10,000 IU/day is about what you'd get from about 15 minutes in the July sun at the beach. That's not toxic. R.P.Heaney, MD
Encinitas, CA (PRWEB) March 31, 2011
An international consortium of vitamin D experts published a new call to action to address the worldwide vitamin D deficiency in the latest journal of Public Health Nutrition due to their observations that the recent IOM (Institute of Medicine) report was ‘deficient’.
Ten members of the GrassrootsHealth Call to Action Panel wrote letters indicating their points of view. “The potential benefits of vitamin D were underemphasized while overstating the evidence for potential harm” from Edward Giovannucci, Harvard; “People consistently take a supplement, first and foremost, because that supplement makes them feel better. They will continue to take vitamin D.” from John Cannell, Vitamin D Council; “The IOM’s latest recommendations are largely inconsequential. The IOM committee ignored the consensus of hundreds of vitamin D research scientists and nutritionists from at least twenty-five countries” wrote Anthony W. Norman, Emeritus Professor, University of California Riverside.
Added data from Dr. Cedric Garland, one of the authors of the latest paper published in the AntiCancer Journal said "We found that daily intakes of vitamin D by adults in the range of 4000-8000 IU are needed to maintain blood levels of vitamin D metabolites in the range needed to reduce by about half the risk of several diseases - breast cancer, colon cancer, multiple sclerosis, and type 1 diabetes.” It is suggested that this level is in the range of 40-60 ng/ml or higher.

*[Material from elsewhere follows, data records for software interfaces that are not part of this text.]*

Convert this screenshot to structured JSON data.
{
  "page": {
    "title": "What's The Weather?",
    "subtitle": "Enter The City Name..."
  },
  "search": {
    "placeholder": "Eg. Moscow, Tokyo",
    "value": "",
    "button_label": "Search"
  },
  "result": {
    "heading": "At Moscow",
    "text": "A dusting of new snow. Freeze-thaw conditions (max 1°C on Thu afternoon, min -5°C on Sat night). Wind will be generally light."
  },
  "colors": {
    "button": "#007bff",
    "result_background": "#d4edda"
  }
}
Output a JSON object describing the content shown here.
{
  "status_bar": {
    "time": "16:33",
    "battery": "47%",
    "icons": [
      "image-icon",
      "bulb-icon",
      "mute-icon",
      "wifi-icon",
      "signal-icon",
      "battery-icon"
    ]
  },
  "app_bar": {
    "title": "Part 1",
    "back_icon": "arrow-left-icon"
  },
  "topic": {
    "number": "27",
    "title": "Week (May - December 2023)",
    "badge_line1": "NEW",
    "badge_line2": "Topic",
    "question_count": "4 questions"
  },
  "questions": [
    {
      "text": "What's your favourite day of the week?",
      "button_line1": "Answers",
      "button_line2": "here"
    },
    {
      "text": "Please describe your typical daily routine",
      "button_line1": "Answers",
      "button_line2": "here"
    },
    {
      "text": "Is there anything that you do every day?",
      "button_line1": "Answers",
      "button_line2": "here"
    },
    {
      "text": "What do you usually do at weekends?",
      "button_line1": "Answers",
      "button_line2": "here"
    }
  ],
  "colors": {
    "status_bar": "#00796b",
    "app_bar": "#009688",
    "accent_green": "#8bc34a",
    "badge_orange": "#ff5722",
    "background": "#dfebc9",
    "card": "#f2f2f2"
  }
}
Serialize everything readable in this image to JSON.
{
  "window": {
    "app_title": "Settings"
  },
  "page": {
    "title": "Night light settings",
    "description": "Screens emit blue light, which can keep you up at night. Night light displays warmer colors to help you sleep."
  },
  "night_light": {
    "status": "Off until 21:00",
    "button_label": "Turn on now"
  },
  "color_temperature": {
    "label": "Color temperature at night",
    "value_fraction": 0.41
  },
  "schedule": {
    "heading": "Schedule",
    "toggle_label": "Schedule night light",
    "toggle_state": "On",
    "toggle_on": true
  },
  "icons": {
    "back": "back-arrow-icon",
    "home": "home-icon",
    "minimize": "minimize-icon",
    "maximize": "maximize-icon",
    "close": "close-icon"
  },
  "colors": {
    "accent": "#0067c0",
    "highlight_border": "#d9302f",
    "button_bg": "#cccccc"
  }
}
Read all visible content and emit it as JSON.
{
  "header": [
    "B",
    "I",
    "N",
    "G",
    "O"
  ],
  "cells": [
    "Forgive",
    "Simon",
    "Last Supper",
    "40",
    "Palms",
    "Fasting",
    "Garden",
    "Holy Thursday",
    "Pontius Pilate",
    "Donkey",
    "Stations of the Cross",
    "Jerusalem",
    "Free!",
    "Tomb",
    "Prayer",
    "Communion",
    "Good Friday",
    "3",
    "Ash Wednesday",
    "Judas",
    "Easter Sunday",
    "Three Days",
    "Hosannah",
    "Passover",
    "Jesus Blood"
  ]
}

Dr. Garland is professor of family and preventive medicine at UC San Diego Moores Cancer Center. “I was surprised to find that the intakes required to maintain vitamin D status for disease prevention were so high – much higher than the minimal intake of vitamin D of 400 IU/day that was needed to defeat rickets in the 20th century." Information about this study can be found on http://www.grassrootshealth.net.
One of the key findings in the AntiCancer study was that the vitamin D blood levels rose in a curvilinear fashion, with no intakes of 10,000 IU/d or lower producing vitamin D values above the lower-bound of the zone of potential toxicity (200 ng/ml). The fact that the higher intakes do not increase the blood levels in a linear fashion is a major contributor to the fact that it is hard to get to a potentially toxic level.
In addition to the GrassrootsHealth contingent, there is another consortium of ingredient suppliers, food manufacturers and public health groups which has issued a ‘call to action’ to raise awareness about micronutrient deficiencies among European governments, with an accent on vitamin D.
The action plan for individuals and clinicians according to the vitamin D experts is to do vitamin D testing as necessary to establish a baseline serum level and get the serum levels to 40-60 ng/ml (100-150 nmol/L). The intakes will vary considerably and are not useful as guides to vitamin D levels.
More information on the vitamin D experts and the current GrassrootsHealth vitamin D population study can be found on http://www.grassrootshealth.net
# # #